As they attempted to cross the railroad tracks near the Consolidated Stone & Mining Company west of Ellwood City they were blindsided by a slow moving freight train of the Baltimore & Ohio Railroad Company (B&O). The vehicle was pushed from the tracks as the train attempted to slow down. Witherow was ejected from the car and slightly injured and Dalton’s legs were battered and bruised. Samuel, who was sitting on the passenger side and closet to the train, was critically injured in the collision. A passing motorist picked him up and rushed him to the Ellwood City Hospital. Samuel’s injures were too much to overcome and he passed away three hours later.
An investigation was launched to determine the cause of the accident. Witherow claimed they had no warning of the oncoming train, while the train’s crew said they used a lantern to signal their intention to cross the intersection at night. I am not sure of the outcome of the investigation but either way Samuel was gone.
A memorial service for Samuel was held at the Braby family home on October 30, 1922, and presided over by the Reverend Harry E. Woods. Woods was the former pastor of the Presbyterian Church in Wampum. The burial for Samuel subsequently took place next to his stepfather and mother in Clinton Cemetery.
To read about the day Samuel disappeared in Wampum in 1894 click on: DISAPPEARED ARTICLE. To read an article about the hunting accident in which Samuel lost his hand in 1905 click on: HUNTING ACCIDENT ARTICLE. To read personal mentions about Samuel going to visit out of town relatives in 1909 and 1917 click on: VISIT ARTICLES. To read the obituary of Samuel’s aunt (stepmother) Jennie, who passed away in November 1916, click on: JENNIE’S OBITUARY. To learn more about the train accident that took Samuel’s life in 1922 click on: FATALLY HURT ARTICLE. To read about his memorial service click on: BRABY FUNERAL ARTICLE.
The large Braby family stone in Clinton Cemetery. (2010)
Samuel Braby’s marker. (2010)

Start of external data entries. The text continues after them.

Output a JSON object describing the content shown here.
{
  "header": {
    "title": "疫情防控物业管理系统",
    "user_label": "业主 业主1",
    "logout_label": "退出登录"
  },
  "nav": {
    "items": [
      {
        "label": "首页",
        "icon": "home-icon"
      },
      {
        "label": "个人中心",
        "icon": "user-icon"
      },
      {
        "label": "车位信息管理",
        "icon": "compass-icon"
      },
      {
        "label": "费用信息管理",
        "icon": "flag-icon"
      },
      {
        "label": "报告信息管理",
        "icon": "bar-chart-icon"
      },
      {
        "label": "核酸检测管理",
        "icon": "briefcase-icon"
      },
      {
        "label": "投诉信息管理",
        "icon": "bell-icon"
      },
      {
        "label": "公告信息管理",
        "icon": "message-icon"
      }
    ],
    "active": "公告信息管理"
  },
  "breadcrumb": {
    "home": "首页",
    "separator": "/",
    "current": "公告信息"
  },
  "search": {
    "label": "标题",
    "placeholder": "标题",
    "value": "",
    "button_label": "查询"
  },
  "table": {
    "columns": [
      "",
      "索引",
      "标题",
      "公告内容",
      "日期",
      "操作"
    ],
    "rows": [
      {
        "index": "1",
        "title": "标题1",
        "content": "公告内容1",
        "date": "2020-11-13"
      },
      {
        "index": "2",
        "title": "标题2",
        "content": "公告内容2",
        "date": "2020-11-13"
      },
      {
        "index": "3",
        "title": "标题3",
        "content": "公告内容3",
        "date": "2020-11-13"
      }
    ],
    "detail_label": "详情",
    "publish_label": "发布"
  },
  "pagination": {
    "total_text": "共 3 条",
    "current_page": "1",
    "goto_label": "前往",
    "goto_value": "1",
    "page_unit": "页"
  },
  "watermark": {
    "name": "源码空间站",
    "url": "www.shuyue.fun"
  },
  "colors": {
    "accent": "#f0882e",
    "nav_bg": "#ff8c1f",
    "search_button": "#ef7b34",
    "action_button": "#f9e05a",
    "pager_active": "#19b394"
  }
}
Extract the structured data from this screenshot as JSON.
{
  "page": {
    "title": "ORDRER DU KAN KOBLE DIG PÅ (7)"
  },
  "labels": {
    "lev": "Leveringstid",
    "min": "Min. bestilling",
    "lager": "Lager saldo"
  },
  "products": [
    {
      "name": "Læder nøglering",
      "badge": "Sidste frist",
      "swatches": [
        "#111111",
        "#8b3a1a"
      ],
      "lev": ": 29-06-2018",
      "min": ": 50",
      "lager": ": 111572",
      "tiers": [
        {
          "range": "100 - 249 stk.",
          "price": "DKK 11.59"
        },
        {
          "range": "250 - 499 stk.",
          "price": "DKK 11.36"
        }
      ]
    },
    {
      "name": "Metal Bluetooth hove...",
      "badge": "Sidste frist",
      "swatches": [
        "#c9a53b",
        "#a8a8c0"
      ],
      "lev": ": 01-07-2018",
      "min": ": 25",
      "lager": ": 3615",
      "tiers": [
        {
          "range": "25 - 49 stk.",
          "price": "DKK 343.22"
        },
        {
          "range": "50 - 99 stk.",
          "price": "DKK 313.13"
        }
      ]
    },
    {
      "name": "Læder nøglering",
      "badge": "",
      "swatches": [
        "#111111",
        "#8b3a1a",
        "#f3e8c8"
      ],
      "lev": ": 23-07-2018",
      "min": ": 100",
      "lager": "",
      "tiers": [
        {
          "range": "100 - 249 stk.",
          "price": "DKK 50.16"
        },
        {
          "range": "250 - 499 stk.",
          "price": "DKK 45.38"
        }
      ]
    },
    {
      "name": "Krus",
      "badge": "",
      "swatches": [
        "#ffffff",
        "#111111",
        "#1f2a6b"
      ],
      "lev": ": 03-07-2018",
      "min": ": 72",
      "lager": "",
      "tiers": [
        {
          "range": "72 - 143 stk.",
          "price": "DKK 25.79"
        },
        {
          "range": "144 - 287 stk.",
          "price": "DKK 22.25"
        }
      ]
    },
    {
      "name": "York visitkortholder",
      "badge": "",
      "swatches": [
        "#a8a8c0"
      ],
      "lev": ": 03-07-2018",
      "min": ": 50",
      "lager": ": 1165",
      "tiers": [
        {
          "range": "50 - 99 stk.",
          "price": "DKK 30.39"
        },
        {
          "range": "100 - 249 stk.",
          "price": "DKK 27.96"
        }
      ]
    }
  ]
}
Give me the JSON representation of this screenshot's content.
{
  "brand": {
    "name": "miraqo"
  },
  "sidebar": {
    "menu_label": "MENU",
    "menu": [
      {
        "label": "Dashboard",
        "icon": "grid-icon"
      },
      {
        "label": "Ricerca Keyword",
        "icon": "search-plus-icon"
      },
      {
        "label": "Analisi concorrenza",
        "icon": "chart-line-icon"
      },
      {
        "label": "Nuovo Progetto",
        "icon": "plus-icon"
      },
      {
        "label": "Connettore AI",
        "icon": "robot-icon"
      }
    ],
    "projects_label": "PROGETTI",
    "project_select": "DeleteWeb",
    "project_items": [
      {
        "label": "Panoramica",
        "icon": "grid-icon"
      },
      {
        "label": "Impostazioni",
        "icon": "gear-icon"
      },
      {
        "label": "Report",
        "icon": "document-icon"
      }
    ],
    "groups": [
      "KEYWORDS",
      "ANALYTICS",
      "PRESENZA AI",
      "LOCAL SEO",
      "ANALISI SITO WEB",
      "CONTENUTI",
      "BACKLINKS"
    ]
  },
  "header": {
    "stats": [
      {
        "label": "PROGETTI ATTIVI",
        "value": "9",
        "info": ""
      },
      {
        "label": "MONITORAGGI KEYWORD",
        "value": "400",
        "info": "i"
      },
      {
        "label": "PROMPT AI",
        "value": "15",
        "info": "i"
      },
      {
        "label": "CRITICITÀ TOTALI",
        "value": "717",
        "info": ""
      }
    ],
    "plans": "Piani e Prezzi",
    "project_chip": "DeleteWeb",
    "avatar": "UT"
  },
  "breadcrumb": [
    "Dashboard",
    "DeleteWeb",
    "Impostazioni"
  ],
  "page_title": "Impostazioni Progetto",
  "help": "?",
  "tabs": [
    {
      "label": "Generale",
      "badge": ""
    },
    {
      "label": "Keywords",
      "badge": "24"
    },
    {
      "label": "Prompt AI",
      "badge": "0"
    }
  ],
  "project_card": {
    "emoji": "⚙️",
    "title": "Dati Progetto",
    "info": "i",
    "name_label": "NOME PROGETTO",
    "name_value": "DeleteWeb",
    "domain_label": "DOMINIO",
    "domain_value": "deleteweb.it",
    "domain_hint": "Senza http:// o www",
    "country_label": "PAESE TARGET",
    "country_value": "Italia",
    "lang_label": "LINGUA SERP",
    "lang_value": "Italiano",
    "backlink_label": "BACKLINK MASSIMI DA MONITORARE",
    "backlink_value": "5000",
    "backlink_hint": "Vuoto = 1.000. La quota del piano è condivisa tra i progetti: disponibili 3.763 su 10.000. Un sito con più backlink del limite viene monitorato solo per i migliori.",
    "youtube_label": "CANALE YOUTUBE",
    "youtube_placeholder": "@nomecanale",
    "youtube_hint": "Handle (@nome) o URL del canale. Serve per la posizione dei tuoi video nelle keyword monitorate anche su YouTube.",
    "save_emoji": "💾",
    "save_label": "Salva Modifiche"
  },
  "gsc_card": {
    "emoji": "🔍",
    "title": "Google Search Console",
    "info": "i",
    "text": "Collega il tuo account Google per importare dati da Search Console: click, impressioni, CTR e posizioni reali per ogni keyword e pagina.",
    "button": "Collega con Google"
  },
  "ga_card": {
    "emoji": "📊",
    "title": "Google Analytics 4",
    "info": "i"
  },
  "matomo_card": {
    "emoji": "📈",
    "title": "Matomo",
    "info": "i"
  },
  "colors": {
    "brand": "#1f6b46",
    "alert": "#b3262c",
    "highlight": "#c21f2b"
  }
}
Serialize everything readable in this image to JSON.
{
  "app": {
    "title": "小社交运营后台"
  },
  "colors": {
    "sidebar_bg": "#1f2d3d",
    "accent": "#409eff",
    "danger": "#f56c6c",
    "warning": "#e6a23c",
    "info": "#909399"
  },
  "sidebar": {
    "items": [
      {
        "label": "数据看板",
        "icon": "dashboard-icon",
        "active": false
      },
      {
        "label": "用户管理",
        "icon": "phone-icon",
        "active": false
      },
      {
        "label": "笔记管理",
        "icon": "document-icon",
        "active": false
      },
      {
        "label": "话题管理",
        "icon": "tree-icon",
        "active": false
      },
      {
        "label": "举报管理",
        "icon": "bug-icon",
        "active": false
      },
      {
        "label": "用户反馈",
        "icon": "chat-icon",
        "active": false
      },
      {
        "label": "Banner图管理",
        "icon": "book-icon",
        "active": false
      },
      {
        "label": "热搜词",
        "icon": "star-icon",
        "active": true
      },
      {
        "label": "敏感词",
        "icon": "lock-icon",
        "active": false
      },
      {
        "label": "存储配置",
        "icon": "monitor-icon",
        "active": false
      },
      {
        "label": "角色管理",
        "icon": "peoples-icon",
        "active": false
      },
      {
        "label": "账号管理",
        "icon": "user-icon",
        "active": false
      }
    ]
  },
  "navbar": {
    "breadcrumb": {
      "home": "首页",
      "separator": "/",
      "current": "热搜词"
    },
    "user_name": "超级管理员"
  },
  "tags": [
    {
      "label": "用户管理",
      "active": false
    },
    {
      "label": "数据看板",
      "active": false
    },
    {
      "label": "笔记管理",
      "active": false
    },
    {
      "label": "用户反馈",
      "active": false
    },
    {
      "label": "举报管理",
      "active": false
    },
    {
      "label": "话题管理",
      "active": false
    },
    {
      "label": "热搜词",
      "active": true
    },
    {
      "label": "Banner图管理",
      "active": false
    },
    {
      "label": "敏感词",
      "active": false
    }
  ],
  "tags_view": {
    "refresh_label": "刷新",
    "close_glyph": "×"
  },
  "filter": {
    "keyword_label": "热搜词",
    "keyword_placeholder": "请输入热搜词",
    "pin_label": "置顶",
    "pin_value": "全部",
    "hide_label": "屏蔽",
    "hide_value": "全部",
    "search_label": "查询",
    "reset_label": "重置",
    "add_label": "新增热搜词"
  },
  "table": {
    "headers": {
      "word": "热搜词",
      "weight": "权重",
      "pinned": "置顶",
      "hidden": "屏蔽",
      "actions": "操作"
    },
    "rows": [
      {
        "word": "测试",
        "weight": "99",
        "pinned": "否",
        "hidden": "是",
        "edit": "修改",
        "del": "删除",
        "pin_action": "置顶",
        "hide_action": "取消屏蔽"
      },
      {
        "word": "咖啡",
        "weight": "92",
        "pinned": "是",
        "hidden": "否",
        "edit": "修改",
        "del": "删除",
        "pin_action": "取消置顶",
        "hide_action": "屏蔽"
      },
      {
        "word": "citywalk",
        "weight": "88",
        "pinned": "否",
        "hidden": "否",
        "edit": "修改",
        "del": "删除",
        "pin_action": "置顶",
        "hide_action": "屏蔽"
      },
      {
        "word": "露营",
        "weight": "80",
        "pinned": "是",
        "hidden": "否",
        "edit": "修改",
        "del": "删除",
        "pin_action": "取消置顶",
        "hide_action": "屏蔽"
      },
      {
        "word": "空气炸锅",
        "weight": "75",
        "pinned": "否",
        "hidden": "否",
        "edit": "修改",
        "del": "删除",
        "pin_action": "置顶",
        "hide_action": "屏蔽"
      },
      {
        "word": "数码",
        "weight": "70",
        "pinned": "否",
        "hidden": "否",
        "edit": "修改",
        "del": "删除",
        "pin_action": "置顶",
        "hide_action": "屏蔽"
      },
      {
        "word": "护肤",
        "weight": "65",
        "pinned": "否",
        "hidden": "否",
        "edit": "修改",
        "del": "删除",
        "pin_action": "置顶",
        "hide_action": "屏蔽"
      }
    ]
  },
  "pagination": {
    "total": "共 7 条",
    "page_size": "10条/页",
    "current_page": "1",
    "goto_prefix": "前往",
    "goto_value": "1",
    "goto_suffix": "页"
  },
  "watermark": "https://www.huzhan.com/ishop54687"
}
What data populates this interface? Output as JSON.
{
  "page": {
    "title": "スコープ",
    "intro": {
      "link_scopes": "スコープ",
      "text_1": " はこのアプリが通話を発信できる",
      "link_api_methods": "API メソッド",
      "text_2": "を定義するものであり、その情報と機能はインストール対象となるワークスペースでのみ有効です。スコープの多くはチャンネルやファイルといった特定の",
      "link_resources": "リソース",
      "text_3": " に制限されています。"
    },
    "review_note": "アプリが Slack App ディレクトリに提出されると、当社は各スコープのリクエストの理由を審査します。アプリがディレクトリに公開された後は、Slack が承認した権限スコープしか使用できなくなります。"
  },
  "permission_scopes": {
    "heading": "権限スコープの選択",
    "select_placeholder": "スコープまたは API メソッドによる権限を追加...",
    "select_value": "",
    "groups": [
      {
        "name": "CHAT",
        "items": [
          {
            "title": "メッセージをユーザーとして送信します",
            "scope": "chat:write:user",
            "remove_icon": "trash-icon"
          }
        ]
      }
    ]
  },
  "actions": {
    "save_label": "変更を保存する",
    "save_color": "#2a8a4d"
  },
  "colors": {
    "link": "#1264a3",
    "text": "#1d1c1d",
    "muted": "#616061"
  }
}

The marker of William Braby, who adopted his nephew Samuel as a young age. (2010)
I believe this remodeled house on Clyde Street in Wampum may have been the old Braby home. (2010)